Search the data for "JSON" and copy every matching line.

● Dataset rows describing interfaces:
*** Block opens ***

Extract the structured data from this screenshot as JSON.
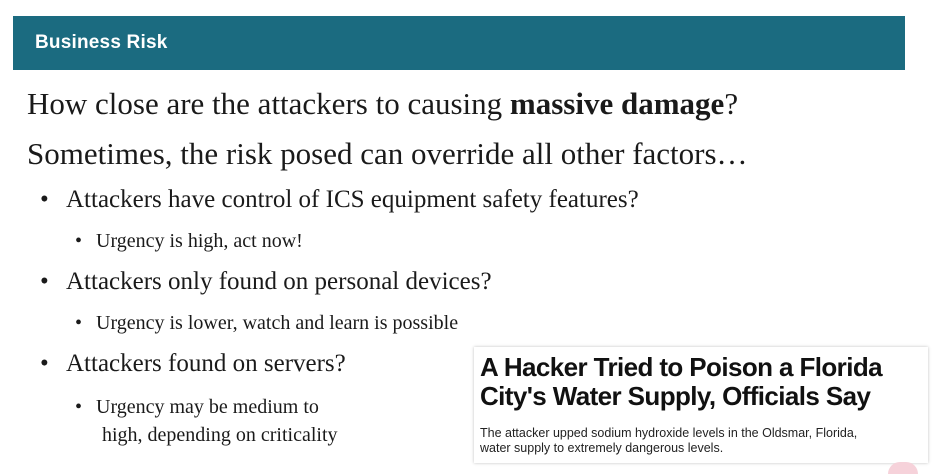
{
  "header": {
    "title": "Business Risk"
  },
  "question": {
    "prefix": "How close are the attackers to causing ",
    "emphasis": "massive damage",
    "suffix": "?"
  },
  "subtitle": "Sometimes, the risk posed can override all other factors…",
  "bullets": [
    {
      "text": "Attackers have control of ICS equipment safety features?",
      "sub": [
        "Urgency is high, act now!"
      ]
    },
    {
      "text": "Attackers only found on personal devices?",
      "sub": [
        "Urgency is lower, watch and learn is possible"
      ]
    },
    {
      "text": "Attackers found on servers?",
      "sub": [
        "Urgency may be medium to",
        "high, depending on criticality"
      ]
    }
  ],
  "news": {
    "headline_line1": "A Hacker Tried to Poison a Florida",
    "headline_line2": "City's Water Supply, Officials Say",
    "dek_line1": "The attacker upped sodium hydroxide levels in the Oldsmar, Florida,",
    "dek_line2": "water supply to extremely dangerous levels."
  },
  "bullet_char": "•"
}
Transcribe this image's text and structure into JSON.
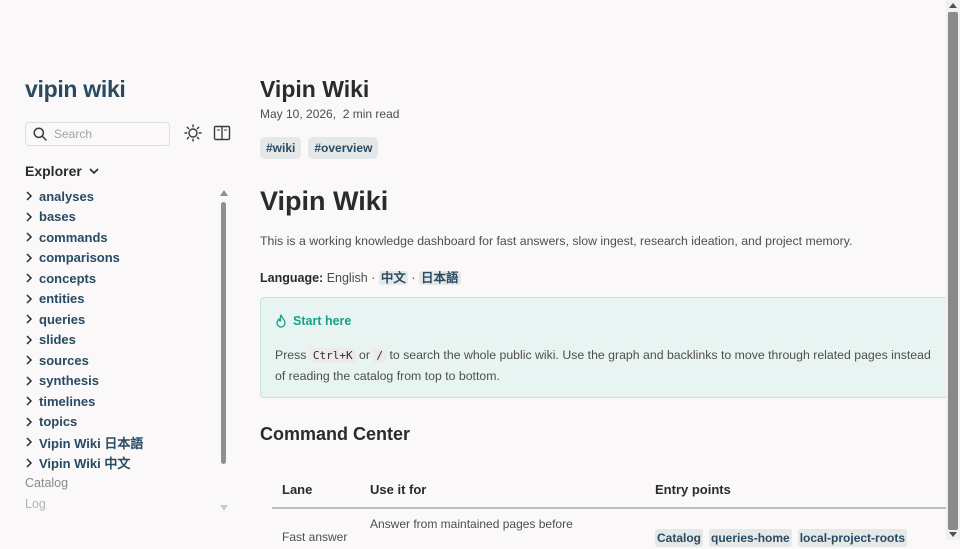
{
  "sidebar": {
    "site_title": "vipin wiki",
    "search_placeholder": "Search",
    "explorer_label": "Explorer",
    "folders": [
      {
        "label": "analyses"
      },
      {
        "label": "bases"
      },
      {
        "label": "commands"
      },
      {
        "label": "comparisons"
      },
      {
        "label": "concepts"
      },
      {
        "label": "entities"
      },
      {
        "label": "queries"
      },
      {
        "label": "slides"
      },
      {
        "label": "sources"
      },
      {
        "label": "synthesis"
      },
      {
        "label": "timelines"
      },
      {
        "label": "topics"
      },
      {
        "label": "Vipin Wiki 日本語"
      },
      {
        "label": "Vipin Wiki 中文"
      }
    ],
    "links": [
      {
        "label": "Catalog"
      },
      {
        "label": "Log"
      }
    ]
  },
  "main": {
    "page_title": "Vipin Wiki",
    "date": "May 10, 2026,",
    "read_time": "2 min read",
    "tags": [
      "#wiki",
      "#overview"
    ],
    "heading": "Vipin Wiki",
    "intro": "This is a working knowledge dashboard for fast answers, slow ingest, research ideation, and project memory.",
    "language": {
      "label": "Language:",
      "current": "English",
      "sep": "·",
      "options": [
        "中文",
        "日本語"
      ]
    },
    "callout": {
      "title": "Start here",
      "text_1": "Press",
      "key_1": "Ctrl+K",
      "text_2": "or",
      "key_2": "/",
      "text_3": "to search the whole public wiki. Use the graph and backlinks to move through related pages instead of reading the catalog from top to bottom."
    },
    "section_title": "Command Center",
    "table": {
      "headers": [
        "Lane",
        "Use it for",
        "Entry points"
      ],
      "rows": [
        {
          "lane": "Fast answer",
          "use": "Answer from maintained pages before",
          "entries": [
            "Catalog",
            "queries-home",
            "local-project-roots"
          ]
        }
      ]
    }
  }
}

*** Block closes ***

● Output of the exercise:
Extract the structured data from this screenshot as JSON.
Transcribe this image's text and structure into JSON.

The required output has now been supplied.